**RECORDS FOR THIS TASK**:
# # # #

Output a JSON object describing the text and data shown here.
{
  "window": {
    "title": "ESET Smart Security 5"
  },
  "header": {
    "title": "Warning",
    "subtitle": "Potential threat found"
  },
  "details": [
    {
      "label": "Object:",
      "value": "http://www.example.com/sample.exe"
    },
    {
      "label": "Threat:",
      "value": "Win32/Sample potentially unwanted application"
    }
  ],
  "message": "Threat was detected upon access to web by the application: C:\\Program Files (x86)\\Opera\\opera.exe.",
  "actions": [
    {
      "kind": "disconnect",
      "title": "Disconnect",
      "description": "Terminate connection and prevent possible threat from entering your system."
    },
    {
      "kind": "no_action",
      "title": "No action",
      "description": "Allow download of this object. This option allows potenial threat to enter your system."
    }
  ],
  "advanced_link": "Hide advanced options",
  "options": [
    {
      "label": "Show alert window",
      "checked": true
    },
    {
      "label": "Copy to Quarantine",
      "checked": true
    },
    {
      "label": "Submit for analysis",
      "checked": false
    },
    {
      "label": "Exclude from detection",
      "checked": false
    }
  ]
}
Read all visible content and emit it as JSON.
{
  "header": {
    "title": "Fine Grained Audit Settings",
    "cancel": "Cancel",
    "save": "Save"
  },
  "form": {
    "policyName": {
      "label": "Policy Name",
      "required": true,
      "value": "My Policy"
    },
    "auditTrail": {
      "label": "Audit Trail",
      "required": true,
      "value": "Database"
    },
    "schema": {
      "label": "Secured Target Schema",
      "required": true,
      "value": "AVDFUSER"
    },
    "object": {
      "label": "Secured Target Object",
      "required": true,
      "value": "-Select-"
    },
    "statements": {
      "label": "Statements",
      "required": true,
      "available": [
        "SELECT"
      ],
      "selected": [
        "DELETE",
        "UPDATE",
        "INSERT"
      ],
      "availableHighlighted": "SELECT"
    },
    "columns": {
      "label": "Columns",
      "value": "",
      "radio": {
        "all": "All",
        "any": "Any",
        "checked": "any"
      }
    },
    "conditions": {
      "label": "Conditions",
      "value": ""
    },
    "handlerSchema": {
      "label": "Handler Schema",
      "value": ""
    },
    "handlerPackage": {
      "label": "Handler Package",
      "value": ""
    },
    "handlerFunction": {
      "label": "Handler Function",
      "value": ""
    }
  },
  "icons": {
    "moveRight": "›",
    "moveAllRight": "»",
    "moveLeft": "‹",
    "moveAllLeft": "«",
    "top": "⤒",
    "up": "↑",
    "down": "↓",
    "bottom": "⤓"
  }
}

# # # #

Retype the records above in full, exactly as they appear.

**EXERCISE ANSWER**:
Output a JSON object describing the text and data shown here.
{
  "window": {
    "title": "ESET Smart Security 5"
  },
  "header": {
    "title": "Warning",
    "subtitle": "Potential threat found"
  },
  "details": [
    {
      "label": "Object:",
      "value": "http://www.example.com/sample.exe"
    },
    {
      "label": "Threat:",
      "value": "Win32/Sample potentially unwanted application"
    }
  ],
  "message": "Threat was detected upon access to web by the application: C:\\Program Files (x86)\\Opera\\opera.exe.",
  "actions": [
    {
      "kind": "disconnect",
      "title": "Disconnect",
      "description": "Terminate connection and prevent possible threat from entering your system."
    },
    {
      "kind": "no_action",
      "title": "No action",
      "description": "Allow download of this object. This option allows potenial threat to enter your system."
    }
  ],
  "advanced_link": "Hide advanced options",
  "options": [
    {
      "label": "Show alert window",
      "checked": true
    },
    {
      "label": "Copy to Quarantine",
      "checked": true
    },
    {
      "label": "Submit for analysis",
      "checked": false
    },
    {
      "label": "Exclude from detection",
      "checked": false
    }
  ]
}
Read all visible content and emit it as JSON.
{
  "header": {
    "title": "Fine Grained Audit Settings",
    "cancel": "Cancel",
    "save": "Save"
  },
  "form": {
    "policyName": {
      "label": "Policy Name",
      "required": true,
      "value": "My Policy"
    },
    "auditTrail": {
      "label": "Audit Trail",
      "required": true,
      "value": "Database"
    },
    "schema": {
      "label": "Secured Target Schema",
      "required": true,
      "value": "AVDFUSER"
    },
    "object": {
      "label": "Secured Target Object",
      "required": true,
      "value": "-Select-"
    },
    "statements": {
      "label": "Statements",
      "required": true,
      "available": [
        "SELECT"
      ],
      "selected": [
        "DELETE",
        "UPDATE",
        "INSERT"
      ],
      "availableHighlighted": "SELECT"
    },
    "columns": {
      "label": "Columns",
      "value": "",
      "radio": {
        "all": "All",
        "any": "Any",
        "checked": "any"
      }
    },
    "conditions": {
      "label": "Conditions",
      "value": ""
    },
    "handlerSchema": {
      "label": "Handler Schema",
      "value": ""
    },
    "handlerPackage": {
      "label": "Handler Package",
      "value": ""
    },
    "handlerFunction": {
      "label": "Handler Function",
      "value": ""
    }
  },
  "icons": {
    "moveRight": "›",
    "moveAllRight": "»",
    "moveLeft": "‹",
    "moveAllLeft": "«",
    "top": "⤒",
    "up": "↑",
    "down": "↓",
    "bottom": "⤓"
  }
}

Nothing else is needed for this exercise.